• Dataset extract:
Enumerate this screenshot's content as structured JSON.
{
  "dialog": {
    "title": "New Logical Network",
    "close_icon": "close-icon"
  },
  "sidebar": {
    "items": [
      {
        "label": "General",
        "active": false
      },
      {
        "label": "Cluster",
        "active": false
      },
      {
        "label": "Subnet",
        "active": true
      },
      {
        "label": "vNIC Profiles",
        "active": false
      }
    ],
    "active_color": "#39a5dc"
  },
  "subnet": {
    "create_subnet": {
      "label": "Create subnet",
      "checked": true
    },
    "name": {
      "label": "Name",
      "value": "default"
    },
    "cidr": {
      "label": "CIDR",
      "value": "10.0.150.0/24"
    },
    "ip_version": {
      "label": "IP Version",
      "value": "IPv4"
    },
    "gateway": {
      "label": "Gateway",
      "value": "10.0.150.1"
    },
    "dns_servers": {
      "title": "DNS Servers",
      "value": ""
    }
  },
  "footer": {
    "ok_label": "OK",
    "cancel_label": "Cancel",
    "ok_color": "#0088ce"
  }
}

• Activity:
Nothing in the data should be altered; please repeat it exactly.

• Completed task:
Enumerate this screenshot's content as structured JSON.
{
  "dialog": {
    "title": "New Logical Network",
    "close_icon": "close-icon"
  },
  "sidebar": {
    "items": [
      {
        "label": "General",
        "active": false
      },
      {
        "label": "Cluster",
        "active": false
      },
      {
        "label": "Subnet",
        "active": true
      },
      {
        "label": "vNIC Profiles",
        "active": false
      }
    ],
    "active_color": "#39a5dc"
  },
  "subnet": {
    "create_subnet": {
      "label": "Create subnet",
      "checked": true
    },
    "name": {
      "label": "Name",
      "value": "default"
    },
    "cidr": {
      "label": "CIDR",
      "value": "10.0.150.0/24"
    },
    "ip_version": {
      "label": "IP Version",
      "value": "IPv4"
    },
    "gateway": {
      "label": "Gateway",
      "value": "10.0.150.1"
    },
    "dns_servers": {
      "title": "DNS Servers",
      "value": ""
    }
  },
  "footer": {
    "ok_label": "OK",
    "cancel_label": "Cancel",
    "ok_color": "#0088ce"
  }
}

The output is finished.